■ **GOAL OF THE EXERCISE**
Out of the records below, copy all lines in which the word "legend" occurs.

■ **INFORMATION GIVEN**
Segment Open

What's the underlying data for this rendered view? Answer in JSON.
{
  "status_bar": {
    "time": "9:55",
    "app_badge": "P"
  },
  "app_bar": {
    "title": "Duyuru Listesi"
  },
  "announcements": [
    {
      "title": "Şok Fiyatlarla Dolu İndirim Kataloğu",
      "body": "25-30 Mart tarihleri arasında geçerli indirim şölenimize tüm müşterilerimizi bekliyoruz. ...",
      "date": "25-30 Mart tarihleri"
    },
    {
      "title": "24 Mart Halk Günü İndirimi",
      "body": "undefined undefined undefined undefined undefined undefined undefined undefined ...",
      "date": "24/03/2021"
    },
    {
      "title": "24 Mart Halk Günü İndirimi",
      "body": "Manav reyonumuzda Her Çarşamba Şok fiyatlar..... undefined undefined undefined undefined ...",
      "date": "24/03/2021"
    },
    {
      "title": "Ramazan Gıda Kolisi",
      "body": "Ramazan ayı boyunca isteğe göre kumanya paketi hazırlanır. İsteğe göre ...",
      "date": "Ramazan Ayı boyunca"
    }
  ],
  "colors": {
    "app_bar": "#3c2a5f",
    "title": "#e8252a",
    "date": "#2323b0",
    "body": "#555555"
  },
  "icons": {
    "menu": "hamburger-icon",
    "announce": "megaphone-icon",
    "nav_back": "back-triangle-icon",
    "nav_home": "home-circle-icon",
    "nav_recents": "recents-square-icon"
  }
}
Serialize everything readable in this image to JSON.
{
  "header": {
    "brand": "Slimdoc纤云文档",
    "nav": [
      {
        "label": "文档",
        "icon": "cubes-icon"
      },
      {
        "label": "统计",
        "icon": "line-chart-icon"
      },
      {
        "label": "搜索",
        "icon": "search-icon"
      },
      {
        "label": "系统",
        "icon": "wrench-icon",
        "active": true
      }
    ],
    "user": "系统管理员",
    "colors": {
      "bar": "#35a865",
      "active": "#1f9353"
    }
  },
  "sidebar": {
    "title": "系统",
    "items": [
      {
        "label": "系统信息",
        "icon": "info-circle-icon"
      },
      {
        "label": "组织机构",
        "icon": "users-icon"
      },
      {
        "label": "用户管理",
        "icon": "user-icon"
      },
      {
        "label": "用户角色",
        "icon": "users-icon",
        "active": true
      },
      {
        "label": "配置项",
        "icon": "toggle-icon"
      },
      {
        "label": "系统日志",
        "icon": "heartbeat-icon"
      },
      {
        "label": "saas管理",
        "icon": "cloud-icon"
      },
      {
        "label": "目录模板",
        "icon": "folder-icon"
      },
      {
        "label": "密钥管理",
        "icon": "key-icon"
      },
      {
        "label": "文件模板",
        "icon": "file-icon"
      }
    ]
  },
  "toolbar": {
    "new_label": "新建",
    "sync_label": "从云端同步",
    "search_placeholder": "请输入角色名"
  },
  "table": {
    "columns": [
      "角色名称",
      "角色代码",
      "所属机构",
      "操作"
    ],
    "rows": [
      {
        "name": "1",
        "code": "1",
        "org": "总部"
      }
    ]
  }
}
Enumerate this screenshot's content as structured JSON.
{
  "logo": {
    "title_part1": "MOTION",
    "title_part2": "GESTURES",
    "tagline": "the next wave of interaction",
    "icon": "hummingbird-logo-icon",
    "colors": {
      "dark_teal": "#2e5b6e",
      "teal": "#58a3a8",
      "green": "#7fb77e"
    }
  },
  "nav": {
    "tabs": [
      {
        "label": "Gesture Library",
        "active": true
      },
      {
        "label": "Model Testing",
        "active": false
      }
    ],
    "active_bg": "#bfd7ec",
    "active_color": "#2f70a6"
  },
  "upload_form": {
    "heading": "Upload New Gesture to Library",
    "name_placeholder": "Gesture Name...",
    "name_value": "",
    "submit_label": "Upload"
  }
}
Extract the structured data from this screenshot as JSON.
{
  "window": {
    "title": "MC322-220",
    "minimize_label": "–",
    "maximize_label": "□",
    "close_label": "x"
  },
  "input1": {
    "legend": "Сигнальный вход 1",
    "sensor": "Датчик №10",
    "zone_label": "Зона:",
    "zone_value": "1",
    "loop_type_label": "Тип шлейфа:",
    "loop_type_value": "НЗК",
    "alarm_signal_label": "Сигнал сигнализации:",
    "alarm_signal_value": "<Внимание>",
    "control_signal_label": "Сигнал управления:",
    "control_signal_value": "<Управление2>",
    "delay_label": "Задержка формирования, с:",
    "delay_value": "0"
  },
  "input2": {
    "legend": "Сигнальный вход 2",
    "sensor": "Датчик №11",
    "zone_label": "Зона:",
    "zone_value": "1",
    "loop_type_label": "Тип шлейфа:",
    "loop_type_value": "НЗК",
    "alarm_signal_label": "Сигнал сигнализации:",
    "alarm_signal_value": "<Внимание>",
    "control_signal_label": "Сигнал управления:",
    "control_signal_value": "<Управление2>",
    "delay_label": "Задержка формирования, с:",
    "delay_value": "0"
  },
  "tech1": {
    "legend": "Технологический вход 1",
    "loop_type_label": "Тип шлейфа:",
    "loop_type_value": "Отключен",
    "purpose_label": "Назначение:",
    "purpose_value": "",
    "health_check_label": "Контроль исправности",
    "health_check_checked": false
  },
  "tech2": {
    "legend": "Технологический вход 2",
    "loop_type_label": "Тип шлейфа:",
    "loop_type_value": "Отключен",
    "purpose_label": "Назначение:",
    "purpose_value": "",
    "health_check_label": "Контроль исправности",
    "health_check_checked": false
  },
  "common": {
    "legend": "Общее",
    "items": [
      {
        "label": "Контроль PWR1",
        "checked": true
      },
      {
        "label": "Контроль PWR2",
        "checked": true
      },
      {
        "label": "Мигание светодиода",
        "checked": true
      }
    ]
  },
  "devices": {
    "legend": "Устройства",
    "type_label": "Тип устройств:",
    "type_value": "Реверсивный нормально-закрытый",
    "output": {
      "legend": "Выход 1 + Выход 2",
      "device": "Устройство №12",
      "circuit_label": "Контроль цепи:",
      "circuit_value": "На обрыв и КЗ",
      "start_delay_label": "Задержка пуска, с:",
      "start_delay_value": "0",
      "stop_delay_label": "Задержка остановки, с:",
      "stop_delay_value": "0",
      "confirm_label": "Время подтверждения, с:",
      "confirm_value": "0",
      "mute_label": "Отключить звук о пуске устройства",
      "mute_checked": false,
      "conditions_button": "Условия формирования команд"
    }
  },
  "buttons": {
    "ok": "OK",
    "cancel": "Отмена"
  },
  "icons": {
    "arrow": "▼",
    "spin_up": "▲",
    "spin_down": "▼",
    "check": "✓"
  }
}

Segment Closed

■ **RESULT BELOW**
    "legend": "Сигнальный вход 1",
    "legend": "Сигнальный вход 2",
    "legend": "Технологический вход 1",
    "legend": "Технологический вход 2",
    "legend": "Общее",
    "legend": "Устройства",
      "legend": "Выход 1 + Выход 2",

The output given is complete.